**Prompt**
Write out the data once more, exactly as it reads.
***
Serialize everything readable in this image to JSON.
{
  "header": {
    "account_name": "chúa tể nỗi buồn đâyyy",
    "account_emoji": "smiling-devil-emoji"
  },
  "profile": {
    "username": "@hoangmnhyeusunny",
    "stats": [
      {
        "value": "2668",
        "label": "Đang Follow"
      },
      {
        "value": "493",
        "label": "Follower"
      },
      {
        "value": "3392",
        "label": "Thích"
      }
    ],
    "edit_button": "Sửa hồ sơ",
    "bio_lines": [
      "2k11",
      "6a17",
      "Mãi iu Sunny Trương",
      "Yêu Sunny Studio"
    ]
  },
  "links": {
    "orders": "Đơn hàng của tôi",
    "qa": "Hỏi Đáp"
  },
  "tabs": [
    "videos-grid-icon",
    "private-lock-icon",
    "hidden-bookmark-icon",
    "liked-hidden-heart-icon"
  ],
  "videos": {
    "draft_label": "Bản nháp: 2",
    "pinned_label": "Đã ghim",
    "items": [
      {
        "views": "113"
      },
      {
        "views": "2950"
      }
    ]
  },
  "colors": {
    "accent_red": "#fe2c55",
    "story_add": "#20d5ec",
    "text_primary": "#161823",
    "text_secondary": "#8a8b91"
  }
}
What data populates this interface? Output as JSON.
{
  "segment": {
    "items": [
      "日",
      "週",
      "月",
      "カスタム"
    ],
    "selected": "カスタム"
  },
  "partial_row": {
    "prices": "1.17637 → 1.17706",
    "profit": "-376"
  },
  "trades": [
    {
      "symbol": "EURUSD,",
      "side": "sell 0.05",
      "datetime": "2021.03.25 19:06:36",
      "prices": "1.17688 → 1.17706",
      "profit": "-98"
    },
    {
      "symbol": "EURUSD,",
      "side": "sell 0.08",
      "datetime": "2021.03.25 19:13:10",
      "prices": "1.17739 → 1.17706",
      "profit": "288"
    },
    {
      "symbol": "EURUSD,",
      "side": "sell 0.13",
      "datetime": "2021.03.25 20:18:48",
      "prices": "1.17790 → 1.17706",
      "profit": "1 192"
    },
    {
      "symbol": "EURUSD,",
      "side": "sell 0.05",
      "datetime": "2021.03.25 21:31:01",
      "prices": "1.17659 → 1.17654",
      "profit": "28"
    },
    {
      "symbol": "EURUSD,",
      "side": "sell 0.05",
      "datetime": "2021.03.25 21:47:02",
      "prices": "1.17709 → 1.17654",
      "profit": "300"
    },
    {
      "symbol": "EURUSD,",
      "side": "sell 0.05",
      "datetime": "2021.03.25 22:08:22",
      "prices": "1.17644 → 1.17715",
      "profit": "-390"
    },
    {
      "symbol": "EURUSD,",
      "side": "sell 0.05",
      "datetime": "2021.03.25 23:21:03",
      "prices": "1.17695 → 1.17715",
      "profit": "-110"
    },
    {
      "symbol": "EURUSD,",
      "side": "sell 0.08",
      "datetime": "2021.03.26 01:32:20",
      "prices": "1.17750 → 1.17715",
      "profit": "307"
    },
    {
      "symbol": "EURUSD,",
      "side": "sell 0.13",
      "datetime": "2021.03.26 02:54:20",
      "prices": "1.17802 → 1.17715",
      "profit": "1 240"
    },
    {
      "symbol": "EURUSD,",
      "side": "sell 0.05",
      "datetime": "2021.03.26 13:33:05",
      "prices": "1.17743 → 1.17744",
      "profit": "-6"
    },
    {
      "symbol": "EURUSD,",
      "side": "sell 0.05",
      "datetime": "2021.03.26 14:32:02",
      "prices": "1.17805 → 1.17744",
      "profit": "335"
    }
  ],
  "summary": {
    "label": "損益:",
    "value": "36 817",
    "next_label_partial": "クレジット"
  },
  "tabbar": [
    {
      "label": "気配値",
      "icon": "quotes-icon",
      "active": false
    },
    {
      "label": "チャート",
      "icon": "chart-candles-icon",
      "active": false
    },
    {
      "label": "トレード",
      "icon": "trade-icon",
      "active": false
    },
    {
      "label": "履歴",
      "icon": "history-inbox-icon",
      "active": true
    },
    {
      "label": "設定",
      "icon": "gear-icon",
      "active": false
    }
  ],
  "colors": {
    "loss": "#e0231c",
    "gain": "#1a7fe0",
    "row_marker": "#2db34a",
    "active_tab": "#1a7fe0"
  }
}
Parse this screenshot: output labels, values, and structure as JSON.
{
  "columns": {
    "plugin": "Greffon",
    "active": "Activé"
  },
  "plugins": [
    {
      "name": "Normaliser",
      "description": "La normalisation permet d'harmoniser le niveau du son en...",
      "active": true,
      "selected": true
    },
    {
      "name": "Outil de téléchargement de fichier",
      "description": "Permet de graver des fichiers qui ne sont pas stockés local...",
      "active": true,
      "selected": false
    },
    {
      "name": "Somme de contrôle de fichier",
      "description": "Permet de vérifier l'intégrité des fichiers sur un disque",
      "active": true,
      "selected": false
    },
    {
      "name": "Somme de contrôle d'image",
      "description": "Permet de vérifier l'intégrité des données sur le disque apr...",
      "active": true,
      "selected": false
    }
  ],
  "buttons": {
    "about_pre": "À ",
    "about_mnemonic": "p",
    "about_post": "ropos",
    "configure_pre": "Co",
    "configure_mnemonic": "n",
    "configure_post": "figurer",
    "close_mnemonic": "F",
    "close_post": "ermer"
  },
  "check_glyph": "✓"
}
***
**Answer box**
Serialize everything readable in this image to JSON.
{
  "header": {
    "account_name": "chúa tể nỗi buồn đâyyy",
    "account_emoji": "smiling-devil-emoji"
  },
  "profile": {
    "username": "@hoangmnhyeusunny",
    "stats": [
      {
        "value": "2668",
        "label": "Đang Follow"
      },
      {
        "value": "493",
        "label": "Follower"
      },
      {
        "value": "3392",
        "label": "Thích"
      }
    ],
    "edit_button": "Sửa hồ sơ",
    "bio_lines": [
      "2k11",
      "6a17",
      "Mãi iu Sunny Trương",
      "Yêu Sunny Studio"
    ]
  },
  "links": {
    "orders": "Đơn hàng của tôi",
    "qa": "Hỏi Đáp"
  },
  "tabs": [
    "videos-grid-icon",
    "private-lock-icon",
    "hidden-bookmark-icon",
    "liked-hidden-heart-icon"
  ],
  "videos": {
    "draft_label": "Bản nháp: 2",
    "pinned_label": "Đã ghim",
    "items": [
      {
        "views": "113"
      },
      {
        "views": "2950"
      }
    ]
  },
  "colors": {
    "accent_red": "#fe2c55",
    "story_add": "#20d5ec",
    "text_primary": "#161823",
    "text_secondary": "#8a8b91"
  }
}
What data populates this interface? Output as JSON.
{
  "segment": {
    "items": [
      "日",
      "週",
      "月",
      "カスタム"
    ],
    "selected": "カスタム"
  },
  "partial_row": {
    "prices": "1.17637 → 1.17706",
    "profit": "-376"
  },
  "trades": [
    {
      "symbol": "EURUSD,",
      "side": "sell 0.05",
      "datetime": "2021.03.25 19:06:36",
      "prices": "1.17688 → 1.17706",
      "profit": "-98"
    },
    {
      "symbol": "EURUSD,",
      "side": "sell 0.08",
      "datetime": "2021.03.25 19:13:10",
      "prices": "1.17739 → 1.17706",
      "profit": "288"
    },
    {
      "symbol": "EURUSD,",
      "side": "sell 0.13",
      "datetime": "2021.03.25 20:18:48",
      "prices": "1.17790 → 1.17706",
      "profit": "1 192"
    },
    {
      "symbol": "EURUSD,",
      "side": "sell 0.05",
      "datetime": "2021.03.25 21:31:01",
      "prices": "1.17659 → 1.17654",
      "profit": "28"
    },
    {
      "symbol": "EURUSD,",
      "side": "sell 0.05",
      "datetime": "2021.03.25 21:47:02",
      "prices": "1.17709 → 1.17654",
      "profit": "300"
    },
    {
      "symbol": "EURUSD,",
      "side": "sell 0.05",
      "datetime": "2021.03.25 22:08:22",
      "prices": "1.17644 → 1.17715",
      "profit": "-390"
    },
    {
      "symbol": "EURUSD,",
      "side": "sell 0.05",
      "datetime": "2021.03.25 23:21:03",
      "prices": "1.17695 → 1.17715",
      "profit": "-110"
    },
    {
      "symbol": "EURUSD,",
      "side": "sell 0.08",
      "datetime": "2021.03.26 01:32:20",
      "prices": "1.17750 → 1.17715",
      "profit": "307"
    },
    {
      "symbol": "EURUSD,",
      "side": "sell 0.13",
      "datetime": "2021.03.26 02:54:20",
      "prices": "1.17802 → 1.17715",
      "profit": "1 240"
    },
    {
      "symbol": "EURUSD,",
      "side": "sell 0.05",
      "datetime": "2021.03.26 13:33:05",
      "prices": "1.17743 → 1.17744",
      "profit": "-6"
    },
    {
      "symbol": "EURUSD,",
      "side": "sell 0.05",
      "datetime": "2021.03.26 14:32:02",
      "prices": "1.17805 → 1.17744",
      "profit": "335"
    }
  ],
  "summary": {
    "label": "損益:",
    "value": "36 817",
    "next_label_partial": "クレジット"
  },
  "tabbar": [
    {
      "label": "気配値",
      "icon": "quotes-icon",
      "active": false
    },
    {
      "label": "チャート",
      "icon": "chart-candles-icon",
      "active": false
    },
    {
      "label": "トレード",
      "icon": "trade-icon",
      "active": false
    },
    {
      "label": "履歴",
      "icon": "history-inbox-icon",
      "active": true
    },
    {
      "label": "設定",
      "icon": "gear-icon",
      "active": false
    }
  ],
  "colors": {
    "loss": "#e0231c",
    "gain": "#1a7fe0",
    "row_marker": "#2db34a",
    "active_tab": "#1a7fe0"
  }
}
Parse this screenshot: output labels, values, and structure as JSON.
{
  "columns": {
    "plugin": "Greffon",
    "active": "Activé"
  },
  "plugins": [
    {
      "name": "Normaliser",
      "description": "La normalisation permet d'harmoniser le niveau du son en...",
      "active": true,
      "selected": true
    },
    {
      "name": "Outil de téléchargement de fichier",
      "description": "Permet de graver des fichiers qui ne sont pas stockés local...",
      "active": true,
      "selected": false
    },
    {
      "name": "Somme de contrôle de fichier",
      "description": "Permet de vérifier l'intégrité des fichiers sur un disque",
      "active": true,
      "selected": false
    },
    {
      "name": "Somme de contrôle d'image",
      "description": "Permet de vérifier l'intégrité des données sur le disque apr...",
      "active": true,
      "selected": false
    }
  ],
  "buttons": {
    "about_pre": "À ",
    "about_mnemonic": "p",
    "about_post": "ropos",
    "configure_pre": "Co",
    "configure_mnemonic": "n",
    "configure_post": "figurer",
    "close_mnemonic": "F",
    "close_post": "ermer"
  },
  "check_glyph": "✓"
}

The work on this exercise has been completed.